Thirty-fourth Infantry.—Cols., William La Due, James A. Suiter, Byron Laflin; Lieut.-Cols., James A. Suiter, Byron Laflin, John Beverly; Majs., Byron Laflin, Charles L. Brown, John Beverly, Wells Sponable. The 34th, the "Herkimer Regiment," was composed of five companies from Herkimer county, two from Steuben, one from Albany, one from Clinton and one from Essex county, and was mustered into the U. S. service at Albany June 15, 1861, for two years. It left the state for Washington on July .3; was quartered at Kalorama heights until July 28, when it moved to Seneca mills and was there assigned to Gen. Stone's brigade. The regiment moved to Edwards ferry on Oct. 21, to Poolesville, Md., Oct. 23, and there established Camp McClellan, which was occupied until Feb. 24, 1862, when orders were received to move to Harper's Ferry. From Oct. 15, 1861, the regiment served in the 2nd brigade of Stone's division, which became in March, 1862, Sedgwick's division, 2nd corps, Army of the Potomac, and in May, 1862, the brigade became the 1st brigade, 2nd division, 2nd corps.

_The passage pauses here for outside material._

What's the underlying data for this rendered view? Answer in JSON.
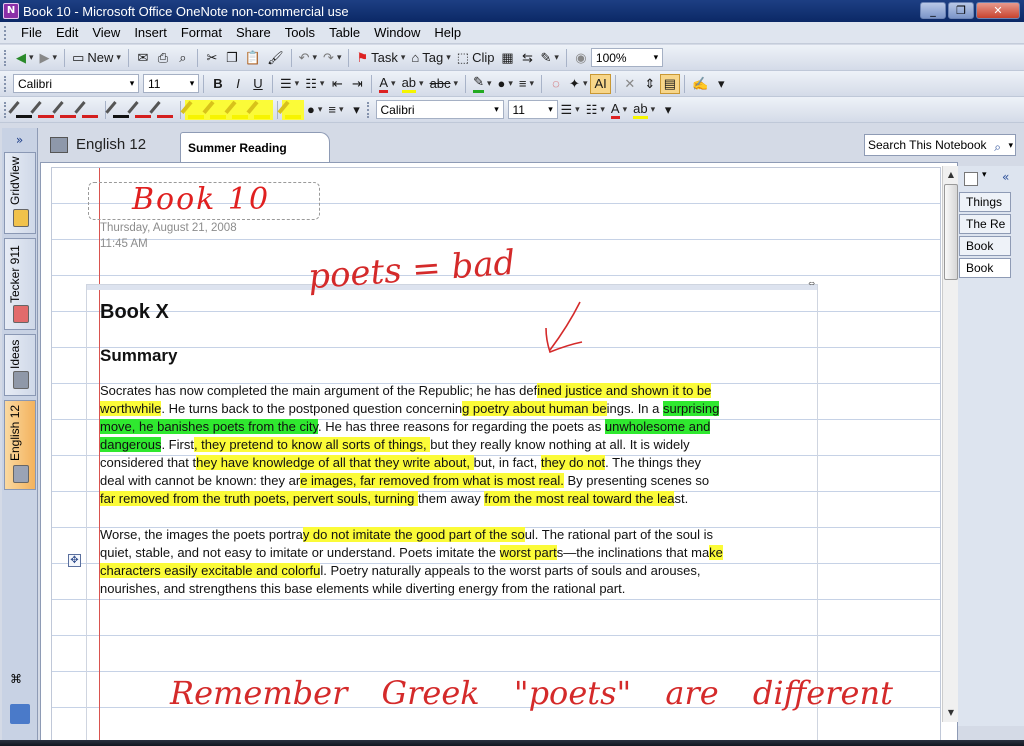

The early part of March, 1862, was spent in camp at Berryville, Va., and later in the month the regiment moved to Washington, where it was ordered to the Peninsula. It shared in the siege of Yorktown; lost 97 members killed, wounded or missing at Fair Oaks, and again lost heavily during the Seven Days' battles. It was then in camp at Harrison's landing until Aug. 15, when it was ordered to Newport News, and there embarked for Acquia creek. Subsequently it returned to Alexandria and was again at the front during the Maryland campaign in. September. At Antietam it lost 154 in killed, wounded and missing, of whom 41 were killed or mortally wound-ed—over 13 per cent. of the 311 engaged. On Nov. 21, 1862, the regiment arrived at Falmouth; participated in the battle of Fred-ericksburg; then went into winter quarters near Falmouth; shared in the "Mud March;" returned to camp and remained there until the Chancellorsville movement in the spring of 1863. In April the regiment moved to Banks' ford; was active at Chancellorsville; returned home on June 9, and was mustered out at Albany June 30, 1863, the three years' men having been transferred to the 82nd N. Y. infantry on June 8. The total enrollment of the regiment was 1,016 members, of whom 93 were killed in action or died of wounds during the term of service and 69 died from other causes.
Idell Davy Sponable (1859 - 1942)*
Church Street Cemetery
New York, USA
Created by: Michael J. O'Brien
Record added: May 13, 2011
Find A Grave Memorial# 69788034